Afterwards, at May term, 1830, of the circuit court, the following final decree was given by the court:
"The surveyor having made his report in pursuance to the

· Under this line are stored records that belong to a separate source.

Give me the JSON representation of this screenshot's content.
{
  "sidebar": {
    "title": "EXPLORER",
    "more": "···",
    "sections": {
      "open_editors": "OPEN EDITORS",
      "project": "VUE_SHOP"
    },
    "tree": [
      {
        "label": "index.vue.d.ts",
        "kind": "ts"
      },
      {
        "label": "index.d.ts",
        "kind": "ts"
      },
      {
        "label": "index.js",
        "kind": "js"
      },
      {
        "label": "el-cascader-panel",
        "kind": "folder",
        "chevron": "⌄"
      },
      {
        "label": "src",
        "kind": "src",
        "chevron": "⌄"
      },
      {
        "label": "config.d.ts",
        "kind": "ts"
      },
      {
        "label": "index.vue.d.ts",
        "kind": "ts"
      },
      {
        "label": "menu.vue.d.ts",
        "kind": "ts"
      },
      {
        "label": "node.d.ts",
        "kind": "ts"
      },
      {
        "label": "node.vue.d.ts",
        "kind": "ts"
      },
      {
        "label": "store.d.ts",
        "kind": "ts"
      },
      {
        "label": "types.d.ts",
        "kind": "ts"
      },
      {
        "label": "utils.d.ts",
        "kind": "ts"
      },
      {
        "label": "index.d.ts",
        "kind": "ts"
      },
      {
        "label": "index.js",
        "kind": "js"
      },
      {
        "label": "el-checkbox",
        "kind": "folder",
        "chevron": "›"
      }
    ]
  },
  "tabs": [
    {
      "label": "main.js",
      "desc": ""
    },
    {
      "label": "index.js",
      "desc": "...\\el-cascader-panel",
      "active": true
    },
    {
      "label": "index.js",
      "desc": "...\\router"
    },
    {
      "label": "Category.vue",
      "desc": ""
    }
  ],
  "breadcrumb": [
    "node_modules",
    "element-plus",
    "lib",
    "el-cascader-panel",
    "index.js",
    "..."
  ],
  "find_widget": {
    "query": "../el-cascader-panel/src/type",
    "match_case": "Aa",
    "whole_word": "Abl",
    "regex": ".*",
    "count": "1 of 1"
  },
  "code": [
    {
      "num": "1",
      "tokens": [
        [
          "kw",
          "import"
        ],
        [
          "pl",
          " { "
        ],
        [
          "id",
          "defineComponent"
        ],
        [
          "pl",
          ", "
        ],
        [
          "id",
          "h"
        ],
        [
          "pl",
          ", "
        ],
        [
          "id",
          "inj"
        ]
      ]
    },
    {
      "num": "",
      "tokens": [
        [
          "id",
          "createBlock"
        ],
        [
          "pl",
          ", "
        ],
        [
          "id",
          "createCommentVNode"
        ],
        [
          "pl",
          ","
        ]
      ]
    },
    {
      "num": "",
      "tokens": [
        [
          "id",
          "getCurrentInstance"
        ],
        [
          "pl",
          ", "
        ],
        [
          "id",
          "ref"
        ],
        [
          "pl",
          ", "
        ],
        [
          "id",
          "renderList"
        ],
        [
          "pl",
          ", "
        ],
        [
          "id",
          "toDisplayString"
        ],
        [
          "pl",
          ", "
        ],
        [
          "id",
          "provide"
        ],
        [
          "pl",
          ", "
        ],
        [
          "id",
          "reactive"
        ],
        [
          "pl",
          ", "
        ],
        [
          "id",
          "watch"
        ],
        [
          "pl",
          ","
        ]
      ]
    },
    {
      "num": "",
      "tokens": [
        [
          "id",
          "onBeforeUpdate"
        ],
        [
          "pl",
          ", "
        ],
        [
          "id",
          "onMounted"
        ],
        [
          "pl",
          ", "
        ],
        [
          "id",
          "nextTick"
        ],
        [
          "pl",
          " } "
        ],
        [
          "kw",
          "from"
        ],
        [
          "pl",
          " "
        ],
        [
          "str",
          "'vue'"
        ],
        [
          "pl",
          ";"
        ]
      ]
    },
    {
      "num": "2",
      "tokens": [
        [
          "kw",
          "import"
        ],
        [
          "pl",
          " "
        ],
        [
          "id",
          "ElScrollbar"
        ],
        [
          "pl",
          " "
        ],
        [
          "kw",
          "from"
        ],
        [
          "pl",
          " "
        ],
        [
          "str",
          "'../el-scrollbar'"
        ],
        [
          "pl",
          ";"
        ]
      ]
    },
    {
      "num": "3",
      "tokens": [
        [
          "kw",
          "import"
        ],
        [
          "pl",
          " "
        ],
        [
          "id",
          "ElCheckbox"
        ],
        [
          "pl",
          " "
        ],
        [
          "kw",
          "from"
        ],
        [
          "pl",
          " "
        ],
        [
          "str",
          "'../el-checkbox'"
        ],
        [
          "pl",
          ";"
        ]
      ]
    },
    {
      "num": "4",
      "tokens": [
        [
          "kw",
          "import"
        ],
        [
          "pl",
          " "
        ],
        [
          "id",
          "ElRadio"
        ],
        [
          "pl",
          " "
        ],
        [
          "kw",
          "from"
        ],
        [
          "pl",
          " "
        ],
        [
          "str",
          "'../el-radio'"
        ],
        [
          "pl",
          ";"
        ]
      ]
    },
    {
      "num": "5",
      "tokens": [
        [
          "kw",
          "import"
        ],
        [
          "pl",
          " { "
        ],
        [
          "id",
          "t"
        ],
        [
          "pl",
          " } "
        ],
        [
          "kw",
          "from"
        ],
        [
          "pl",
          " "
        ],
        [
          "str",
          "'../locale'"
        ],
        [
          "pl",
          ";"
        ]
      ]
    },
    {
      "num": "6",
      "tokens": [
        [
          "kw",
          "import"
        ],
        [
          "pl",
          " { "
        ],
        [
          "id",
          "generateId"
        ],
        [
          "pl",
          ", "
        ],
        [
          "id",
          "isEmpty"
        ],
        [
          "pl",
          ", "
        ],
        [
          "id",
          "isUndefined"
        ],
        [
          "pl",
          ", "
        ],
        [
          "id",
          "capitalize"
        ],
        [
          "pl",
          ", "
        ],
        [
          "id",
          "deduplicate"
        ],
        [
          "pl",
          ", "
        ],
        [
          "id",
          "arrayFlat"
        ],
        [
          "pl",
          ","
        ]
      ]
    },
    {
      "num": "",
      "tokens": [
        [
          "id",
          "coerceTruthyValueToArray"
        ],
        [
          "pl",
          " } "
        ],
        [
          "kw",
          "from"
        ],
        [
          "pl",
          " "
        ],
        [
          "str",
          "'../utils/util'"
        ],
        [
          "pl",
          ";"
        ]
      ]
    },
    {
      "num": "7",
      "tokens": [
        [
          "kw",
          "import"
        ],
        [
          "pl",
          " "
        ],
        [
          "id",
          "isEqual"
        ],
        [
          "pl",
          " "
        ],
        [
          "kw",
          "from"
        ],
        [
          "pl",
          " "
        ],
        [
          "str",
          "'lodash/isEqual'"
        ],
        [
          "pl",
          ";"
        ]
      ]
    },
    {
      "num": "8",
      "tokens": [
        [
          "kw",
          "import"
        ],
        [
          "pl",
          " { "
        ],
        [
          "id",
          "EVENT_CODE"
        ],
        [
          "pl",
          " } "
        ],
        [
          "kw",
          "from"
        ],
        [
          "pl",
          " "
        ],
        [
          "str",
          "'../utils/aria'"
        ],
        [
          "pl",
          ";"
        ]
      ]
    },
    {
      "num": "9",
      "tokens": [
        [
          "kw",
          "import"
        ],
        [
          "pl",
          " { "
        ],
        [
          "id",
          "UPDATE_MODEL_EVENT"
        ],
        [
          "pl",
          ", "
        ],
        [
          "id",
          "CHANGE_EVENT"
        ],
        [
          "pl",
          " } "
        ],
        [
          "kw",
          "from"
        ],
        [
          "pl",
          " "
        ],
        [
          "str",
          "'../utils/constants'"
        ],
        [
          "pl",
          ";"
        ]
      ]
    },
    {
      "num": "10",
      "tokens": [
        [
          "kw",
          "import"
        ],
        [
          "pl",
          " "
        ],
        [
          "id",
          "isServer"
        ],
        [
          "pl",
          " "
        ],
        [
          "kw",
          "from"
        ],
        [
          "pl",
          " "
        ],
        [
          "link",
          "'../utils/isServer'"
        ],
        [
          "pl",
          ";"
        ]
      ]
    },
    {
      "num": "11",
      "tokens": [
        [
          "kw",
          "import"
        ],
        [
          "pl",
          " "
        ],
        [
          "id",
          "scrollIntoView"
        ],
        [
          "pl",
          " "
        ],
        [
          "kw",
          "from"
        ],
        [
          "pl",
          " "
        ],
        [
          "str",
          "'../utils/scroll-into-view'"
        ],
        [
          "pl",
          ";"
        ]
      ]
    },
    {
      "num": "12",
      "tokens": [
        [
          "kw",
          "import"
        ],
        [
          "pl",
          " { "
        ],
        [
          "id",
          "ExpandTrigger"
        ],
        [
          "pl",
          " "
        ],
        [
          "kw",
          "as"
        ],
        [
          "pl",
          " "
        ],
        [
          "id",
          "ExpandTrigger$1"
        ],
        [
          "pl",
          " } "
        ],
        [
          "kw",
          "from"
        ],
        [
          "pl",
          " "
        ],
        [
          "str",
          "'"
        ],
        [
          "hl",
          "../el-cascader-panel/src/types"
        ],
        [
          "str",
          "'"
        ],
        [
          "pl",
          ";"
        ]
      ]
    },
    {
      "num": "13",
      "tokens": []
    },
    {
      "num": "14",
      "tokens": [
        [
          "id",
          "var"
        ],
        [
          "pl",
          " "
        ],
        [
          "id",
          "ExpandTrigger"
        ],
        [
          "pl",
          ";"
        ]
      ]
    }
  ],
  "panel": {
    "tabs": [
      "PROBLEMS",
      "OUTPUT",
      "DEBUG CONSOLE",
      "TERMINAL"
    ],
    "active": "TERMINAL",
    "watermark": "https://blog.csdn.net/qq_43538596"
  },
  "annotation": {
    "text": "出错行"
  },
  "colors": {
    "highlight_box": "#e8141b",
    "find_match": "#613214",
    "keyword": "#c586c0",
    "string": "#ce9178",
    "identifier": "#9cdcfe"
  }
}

interlocutory decree of this Court, the court does decree and order that the defendants, John Moreland, William Moreland, and Walter Moreland, convey to the complainants, with special warranty, one-half or moiety of so much of Christopher Clarke's survey of 400 acres as is included within the line designated on the surveyor's report by the letter C, and figure 2, and the original lines of Clarke's survey below or south of said line. And the court does further decree and order that the said defendants and complainants make partition of the same and that the said Jonathan Taylor, the surveyor, divides and partitions the same as nearly equal in quantity and value as is practicable, and that he report to this court for its approval the metes and bounds of the moiety allotted to the complainants. And the court does further decree and order that the said defendants, John Moreland, William Moreland, and Walter Moreland, pay to the complainants their costs herein expended. And the court does decree and order that so much of the bill as seeks redress against the defendants within the claim of Daniel and Hite, to-wit, Daniel Trout, Jeremiah Trout, Jacob Overpeck, and William Buchannan be dismissed, and that the complainants pay to them their costs. And the court do order and decree, that the suit as to the other defendants named in the bill be continued."
From this decree the complainants appealed to this Court.